Data about app and page elements

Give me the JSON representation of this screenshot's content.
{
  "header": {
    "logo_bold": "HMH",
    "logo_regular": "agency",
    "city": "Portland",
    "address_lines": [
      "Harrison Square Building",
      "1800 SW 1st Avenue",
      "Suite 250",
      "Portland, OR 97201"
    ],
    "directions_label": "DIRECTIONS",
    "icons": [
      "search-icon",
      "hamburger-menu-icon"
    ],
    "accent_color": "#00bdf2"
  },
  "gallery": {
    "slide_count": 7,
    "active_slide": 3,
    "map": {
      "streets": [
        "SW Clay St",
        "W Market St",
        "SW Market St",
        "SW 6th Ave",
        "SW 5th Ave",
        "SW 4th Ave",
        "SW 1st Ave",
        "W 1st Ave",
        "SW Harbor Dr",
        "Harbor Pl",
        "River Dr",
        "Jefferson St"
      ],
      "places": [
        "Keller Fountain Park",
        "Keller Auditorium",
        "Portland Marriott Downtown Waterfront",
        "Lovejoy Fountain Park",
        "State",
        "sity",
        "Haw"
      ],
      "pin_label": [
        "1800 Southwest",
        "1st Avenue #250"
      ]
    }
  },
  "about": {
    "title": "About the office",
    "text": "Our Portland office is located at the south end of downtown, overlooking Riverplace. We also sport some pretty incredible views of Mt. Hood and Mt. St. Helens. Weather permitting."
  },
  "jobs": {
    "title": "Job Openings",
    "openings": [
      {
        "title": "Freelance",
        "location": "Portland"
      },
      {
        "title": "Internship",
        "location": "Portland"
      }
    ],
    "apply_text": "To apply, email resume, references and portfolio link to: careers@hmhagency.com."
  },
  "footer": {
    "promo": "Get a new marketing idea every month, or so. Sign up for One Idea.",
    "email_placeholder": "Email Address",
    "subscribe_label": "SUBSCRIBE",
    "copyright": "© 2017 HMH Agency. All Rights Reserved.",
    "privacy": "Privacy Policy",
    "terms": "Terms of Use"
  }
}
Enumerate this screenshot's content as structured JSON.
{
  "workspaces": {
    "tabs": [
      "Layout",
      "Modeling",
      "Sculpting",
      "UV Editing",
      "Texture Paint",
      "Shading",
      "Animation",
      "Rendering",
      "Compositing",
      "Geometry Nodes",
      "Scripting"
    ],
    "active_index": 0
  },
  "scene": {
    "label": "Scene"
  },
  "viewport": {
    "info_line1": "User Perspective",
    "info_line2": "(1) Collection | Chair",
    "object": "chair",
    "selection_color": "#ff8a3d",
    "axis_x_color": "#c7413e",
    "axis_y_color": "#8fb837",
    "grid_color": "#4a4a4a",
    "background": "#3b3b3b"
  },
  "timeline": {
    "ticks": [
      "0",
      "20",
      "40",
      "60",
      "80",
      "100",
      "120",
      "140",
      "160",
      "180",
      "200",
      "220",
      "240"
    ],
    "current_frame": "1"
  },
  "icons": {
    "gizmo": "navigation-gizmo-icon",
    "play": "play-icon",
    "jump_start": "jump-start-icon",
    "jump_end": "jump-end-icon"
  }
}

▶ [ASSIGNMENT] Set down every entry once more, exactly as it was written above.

▶ [ANSWER BOX]
Give me the JSON representation of this screenshot's content.
{
  "header": {
    "logo_bold": "HMH",
    "logo_regular": "agency",
    "city": "Portland",
    "address_lines": [
      "Harrison Square Building",
      "1800 SW 1st Avenue",
      "Suite 250",
      "Portland, OR 97201"
    ],
    "directions_label": "DIRECTIONS",
    "icons": [
      "search-icon",
      "hamburger-menu-icon"
    ],
    "accent_color": "#00bdf2"
  },
  "gallery": {
    "slide_count": 7,
    "active_slide": 3,
    "map": {
      "streets": [
        "SW Clay St",
        "W Market St",
        "SW Market St",
        "SW 6th Ave",
        "SW 5th Ave",
        "SW 4th Ave",
        "SW 1st Ave",
        "W 1st Ave",
        "SW Harbor Dr",
        "Harbor Pl",
        "River Dr",
        "Jefferson St"
      ],
      "places": [
        "Keller Fountain Park",
        "Keller Auditorium",
        "Portland Marriott Downtown Waterfront",
        "Lovejoy Fountain Park",
        "State",
        "sity",
        "Haw"
      ],
      "pin_label": [
        "1800 Southwest",
        "1st Avenue #250"
      ]
    }
  },
  "about": {
    "title": "About the office",
    "text": "Our Portland office is located at the south end of downtown, overlooking Riverplace. We also sport some pretty incredible views of Mt. Hood and Mt. St. Helens. Weather permitting."
  },
  "jobs": {
    "title": "Job Openings",
    "openings": [
      {
        "title": "Freelance",
        "location": "Portland"
      },
      {
        "title": "Internship",
        "location": "Portland"
      }
    ],
    "apply_text": "To apply, email resume, references and portfolio link to: careers@hmhagency.com."
  },
  "footer": {
    "promo": "Get a new marketing idea every month, or so. Sign up for One Idea.",
    "email_placeholder": "Email Address",
    "subscribe_label": "SUBSCRIBE",
    "copyright": "© 2017 HMH Agency. All Rights Reserved.",
    "privacy": "Privacy Policy",
    "terms": "Terms of Use"
  }
}
Enumerate this screenshot's content as structured JSON.
{
  "workspaces": {
    "tabs": [
      "Layout",
      "Modeling",
      "Sculpting",
      "UV Editing",
      "Texture Paint",
      "Shading",
      "Animation",
      "Rendering",
      "Compositing",
      "Geometry Nodes",
      "Scripting"
    ],
    "active_index": 0
  },
  "scene": {
    "label": "Scene"
  },
  "viewport": {
    "info_line1": "User Perspective",
    "info_line2": "(1) Collection | Chair",
    "object": "chair",
    "selection_color": "#ff8a3d",
    "axis_x_color": "#c7413e",
    "axis_y_color": "#8fb837",
    "grid_color": "#4a4a4a",
    "background": "#3b3b3b"
  },
  "timeline": {
    "ticks": [
      "0",
      "20",
      "40",
      "60",
      "80",
      "100",
      "120",
      "140",
      "160",
      "180",
      "200",
      "220",
      "240"
    ],
    "current_frame": "1"
  },
  "icons": {
    "gizmo": "navigation-gizmo-icon",
    "play": "play-icon",
    "jump_start": "jump-start-icon",
    "jump_end": "jump-end-icon"
  }
}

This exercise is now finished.